TASK STATEMENT:
Set out each line from the following listing that includes the word "number".

RECORDS FOR THE EXERCISE:

§

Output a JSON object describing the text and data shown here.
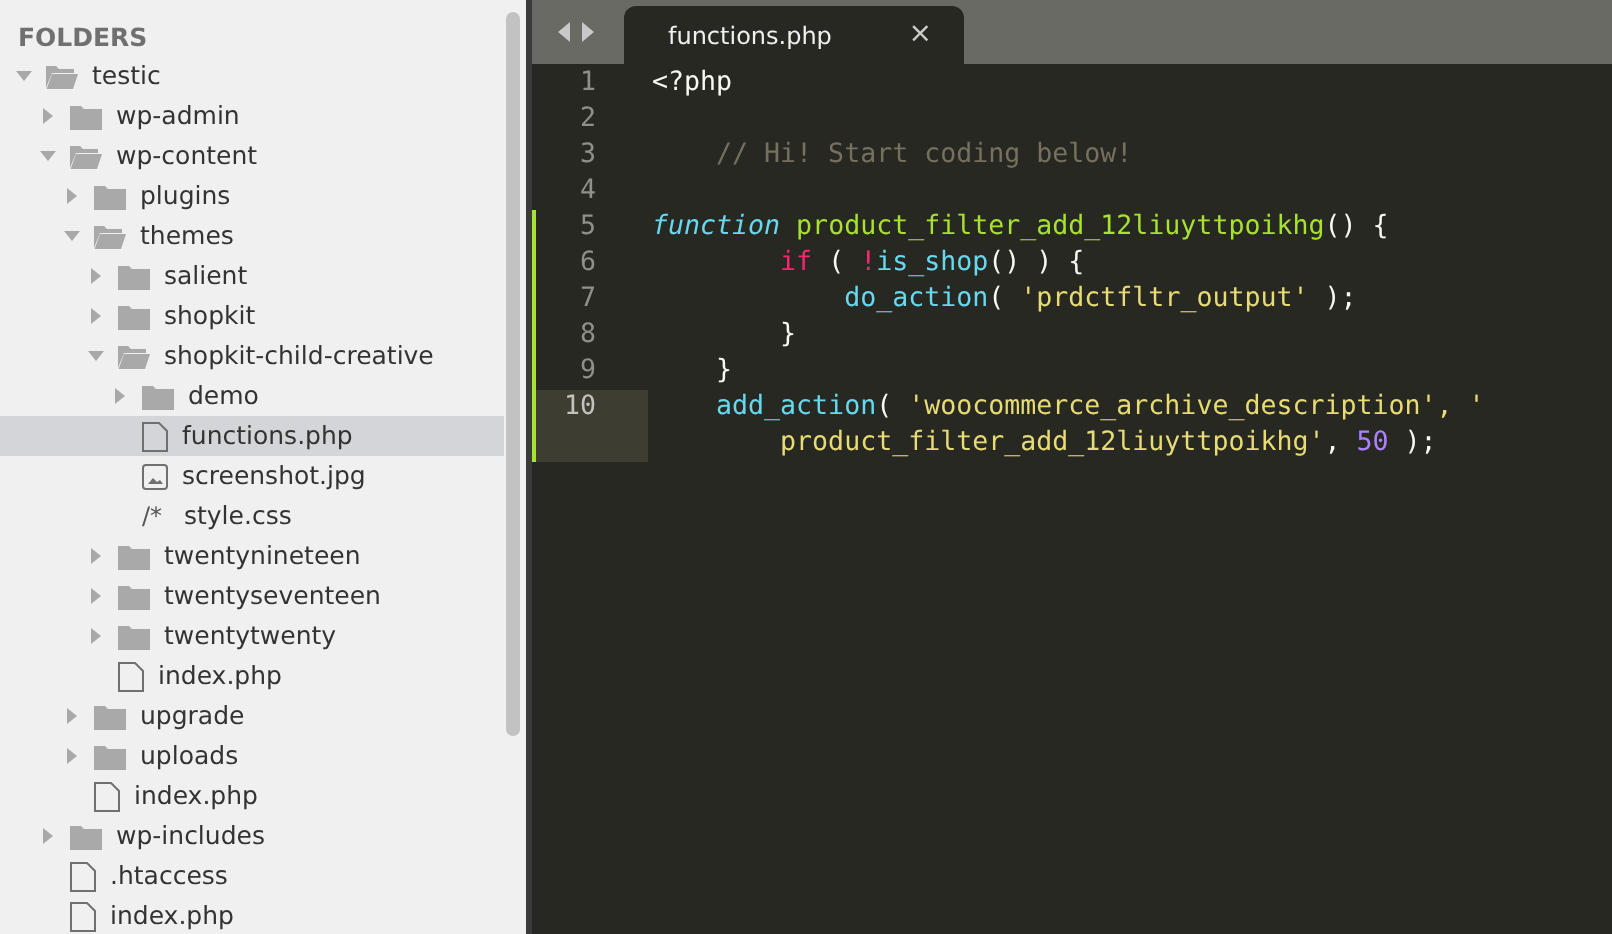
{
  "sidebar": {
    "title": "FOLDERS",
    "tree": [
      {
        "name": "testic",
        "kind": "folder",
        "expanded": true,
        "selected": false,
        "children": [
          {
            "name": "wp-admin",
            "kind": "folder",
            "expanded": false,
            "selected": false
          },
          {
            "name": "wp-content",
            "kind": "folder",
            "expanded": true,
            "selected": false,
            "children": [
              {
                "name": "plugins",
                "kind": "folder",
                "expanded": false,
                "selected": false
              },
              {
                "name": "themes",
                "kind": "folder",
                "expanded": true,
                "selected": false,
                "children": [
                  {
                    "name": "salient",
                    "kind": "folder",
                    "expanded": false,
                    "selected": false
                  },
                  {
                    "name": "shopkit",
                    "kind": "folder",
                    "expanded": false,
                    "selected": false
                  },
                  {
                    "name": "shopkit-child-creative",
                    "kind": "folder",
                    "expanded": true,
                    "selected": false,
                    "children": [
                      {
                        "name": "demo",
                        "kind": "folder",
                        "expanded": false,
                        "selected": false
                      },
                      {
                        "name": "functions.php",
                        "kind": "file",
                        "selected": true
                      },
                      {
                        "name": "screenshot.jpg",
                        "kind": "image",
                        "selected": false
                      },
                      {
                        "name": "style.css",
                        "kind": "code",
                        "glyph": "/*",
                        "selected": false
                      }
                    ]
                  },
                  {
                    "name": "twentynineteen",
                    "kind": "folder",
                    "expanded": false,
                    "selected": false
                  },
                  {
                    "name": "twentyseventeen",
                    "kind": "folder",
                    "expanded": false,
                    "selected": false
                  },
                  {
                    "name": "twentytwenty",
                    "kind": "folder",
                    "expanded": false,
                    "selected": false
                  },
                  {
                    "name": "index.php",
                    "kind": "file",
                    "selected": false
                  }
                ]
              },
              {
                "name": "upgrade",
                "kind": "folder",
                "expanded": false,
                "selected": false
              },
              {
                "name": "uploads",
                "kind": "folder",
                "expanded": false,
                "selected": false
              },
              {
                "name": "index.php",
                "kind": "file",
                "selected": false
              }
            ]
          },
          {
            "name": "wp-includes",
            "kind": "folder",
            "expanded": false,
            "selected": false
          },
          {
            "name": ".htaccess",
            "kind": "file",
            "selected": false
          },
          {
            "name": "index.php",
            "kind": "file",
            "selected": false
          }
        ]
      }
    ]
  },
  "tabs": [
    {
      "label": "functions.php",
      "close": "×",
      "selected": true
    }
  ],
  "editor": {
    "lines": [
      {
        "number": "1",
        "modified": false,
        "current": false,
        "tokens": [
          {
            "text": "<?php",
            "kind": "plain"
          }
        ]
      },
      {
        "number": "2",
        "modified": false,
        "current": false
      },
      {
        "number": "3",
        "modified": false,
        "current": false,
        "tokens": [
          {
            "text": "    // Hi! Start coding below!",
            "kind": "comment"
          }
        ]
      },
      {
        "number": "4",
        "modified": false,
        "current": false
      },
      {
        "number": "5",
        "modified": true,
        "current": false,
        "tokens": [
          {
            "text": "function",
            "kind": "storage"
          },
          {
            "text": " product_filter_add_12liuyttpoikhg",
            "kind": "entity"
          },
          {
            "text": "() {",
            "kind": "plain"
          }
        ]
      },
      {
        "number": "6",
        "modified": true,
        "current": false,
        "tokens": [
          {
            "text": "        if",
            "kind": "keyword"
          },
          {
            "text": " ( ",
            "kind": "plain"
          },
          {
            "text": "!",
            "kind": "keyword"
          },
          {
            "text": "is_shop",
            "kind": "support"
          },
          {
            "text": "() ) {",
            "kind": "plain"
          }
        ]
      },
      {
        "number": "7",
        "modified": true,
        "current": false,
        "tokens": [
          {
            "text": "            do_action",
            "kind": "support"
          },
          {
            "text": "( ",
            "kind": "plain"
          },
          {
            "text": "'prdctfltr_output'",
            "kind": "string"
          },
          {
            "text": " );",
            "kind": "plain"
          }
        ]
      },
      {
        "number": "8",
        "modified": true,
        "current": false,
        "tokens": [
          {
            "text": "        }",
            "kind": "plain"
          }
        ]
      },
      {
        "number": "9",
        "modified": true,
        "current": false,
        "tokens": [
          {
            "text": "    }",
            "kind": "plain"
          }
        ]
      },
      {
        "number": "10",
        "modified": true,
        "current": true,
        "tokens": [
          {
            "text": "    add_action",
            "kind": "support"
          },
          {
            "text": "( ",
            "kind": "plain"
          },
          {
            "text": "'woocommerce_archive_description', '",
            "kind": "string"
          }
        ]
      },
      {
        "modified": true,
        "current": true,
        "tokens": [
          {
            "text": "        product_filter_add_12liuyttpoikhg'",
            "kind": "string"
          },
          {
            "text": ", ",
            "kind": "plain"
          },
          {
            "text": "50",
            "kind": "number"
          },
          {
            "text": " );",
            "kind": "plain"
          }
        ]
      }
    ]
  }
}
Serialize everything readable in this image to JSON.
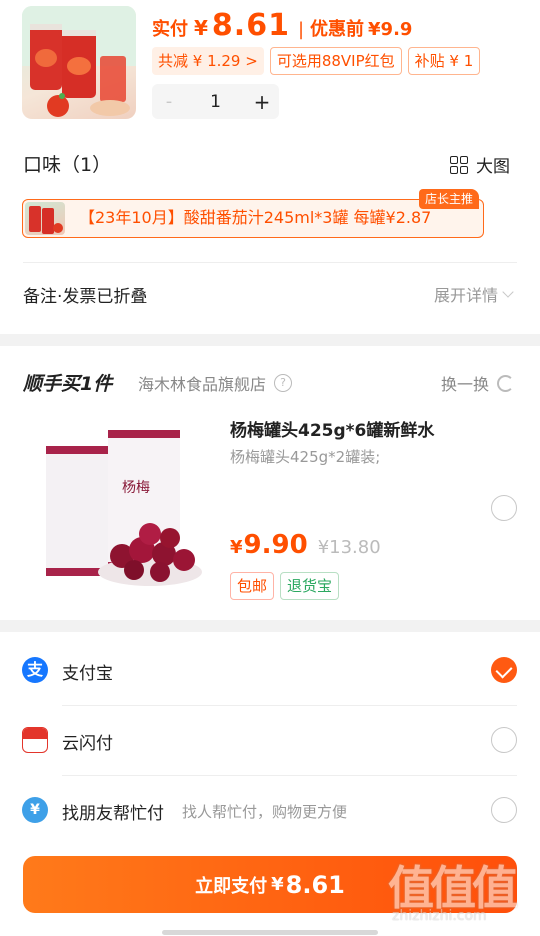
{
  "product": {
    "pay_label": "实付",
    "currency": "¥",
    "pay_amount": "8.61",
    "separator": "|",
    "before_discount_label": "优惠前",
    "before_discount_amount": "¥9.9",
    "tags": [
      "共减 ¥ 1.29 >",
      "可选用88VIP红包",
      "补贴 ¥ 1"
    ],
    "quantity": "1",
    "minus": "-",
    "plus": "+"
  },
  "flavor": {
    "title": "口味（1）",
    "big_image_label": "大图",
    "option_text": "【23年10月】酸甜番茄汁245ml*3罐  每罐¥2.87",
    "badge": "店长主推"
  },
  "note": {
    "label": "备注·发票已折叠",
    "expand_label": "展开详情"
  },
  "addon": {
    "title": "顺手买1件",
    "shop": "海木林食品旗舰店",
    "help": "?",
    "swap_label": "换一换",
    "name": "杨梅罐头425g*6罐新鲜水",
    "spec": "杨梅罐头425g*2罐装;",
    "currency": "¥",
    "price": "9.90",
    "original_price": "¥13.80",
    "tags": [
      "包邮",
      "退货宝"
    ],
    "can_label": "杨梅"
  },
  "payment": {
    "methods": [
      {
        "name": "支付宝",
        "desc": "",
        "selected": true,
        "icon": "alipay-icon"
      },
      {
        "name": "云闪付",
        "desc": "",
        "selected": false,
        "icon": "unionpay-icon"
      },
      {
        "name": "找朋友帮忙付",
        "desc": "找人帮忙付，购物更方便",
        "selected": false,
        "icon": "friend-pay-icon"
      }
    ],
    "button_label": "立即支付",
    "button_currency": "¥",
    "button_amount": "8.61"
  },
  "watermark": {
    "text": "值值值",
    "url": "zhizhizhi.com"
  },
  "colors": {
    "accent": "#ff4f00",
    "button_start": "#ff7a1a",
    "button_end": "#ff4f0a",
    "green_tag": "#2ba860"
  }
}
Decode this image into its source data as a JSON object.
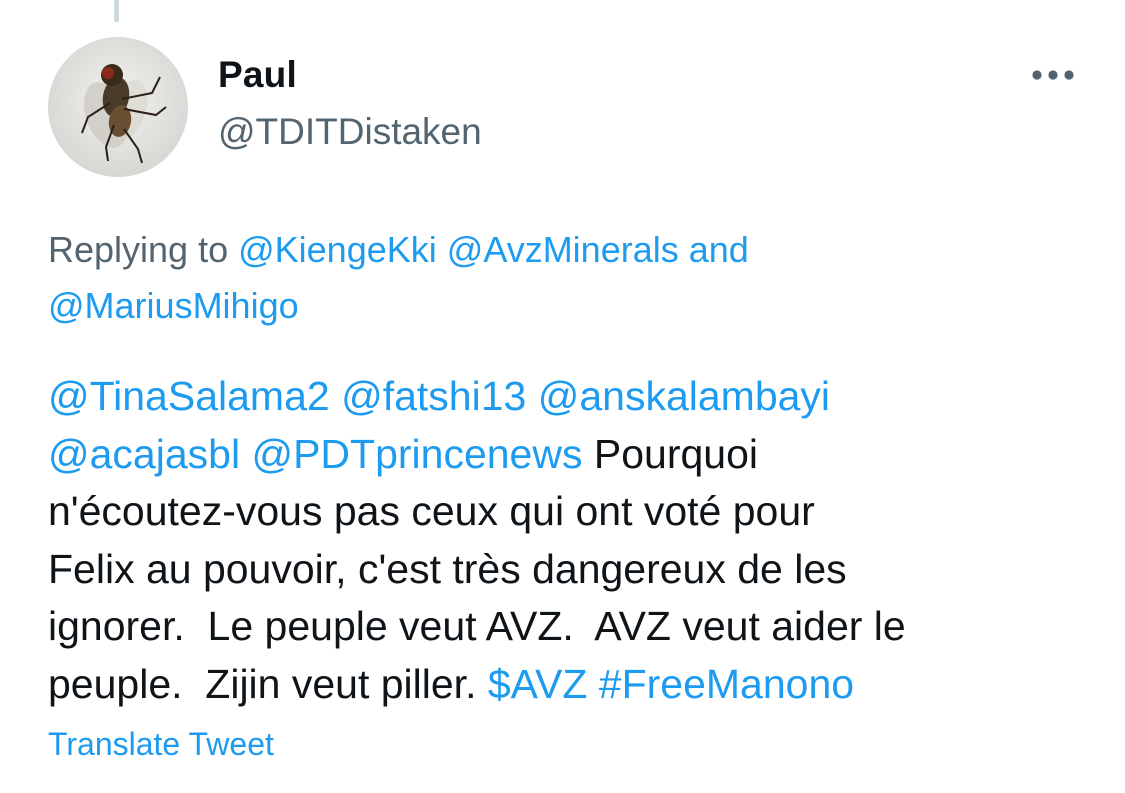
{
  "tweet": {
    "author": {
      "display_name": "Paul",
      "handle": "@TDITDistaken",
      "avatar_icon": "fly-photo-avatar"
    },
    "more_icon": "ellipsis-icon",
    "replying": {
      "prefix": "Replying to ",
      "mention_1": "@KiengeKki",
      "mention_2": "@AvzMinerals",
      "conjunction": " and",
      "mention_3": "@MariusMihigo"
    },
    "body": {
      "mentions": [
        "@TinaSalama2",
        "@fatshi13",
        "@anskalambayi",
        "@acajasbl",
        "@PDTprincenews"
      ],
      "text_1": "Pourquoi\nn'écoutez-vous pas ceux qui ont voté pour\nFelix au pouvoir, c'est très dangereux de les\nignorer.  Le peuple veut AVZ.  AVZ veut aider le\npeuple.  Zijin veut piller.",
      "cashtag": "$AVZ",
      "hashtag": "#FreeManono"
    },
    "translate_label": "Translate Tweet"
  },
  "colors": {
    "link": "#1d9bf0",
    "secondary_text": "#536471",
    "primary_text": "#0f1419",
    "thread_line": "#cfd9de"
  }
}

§

RESPONSE TO THE TASK:
        "number": "1",
        "number": "2",
        "number": "3",
        "number": "4",
        "number": "5",
        "number": "6",
        "number": "7",
        "number": "8",
        "number": "9",
        "number": "10",
            "kind": "number"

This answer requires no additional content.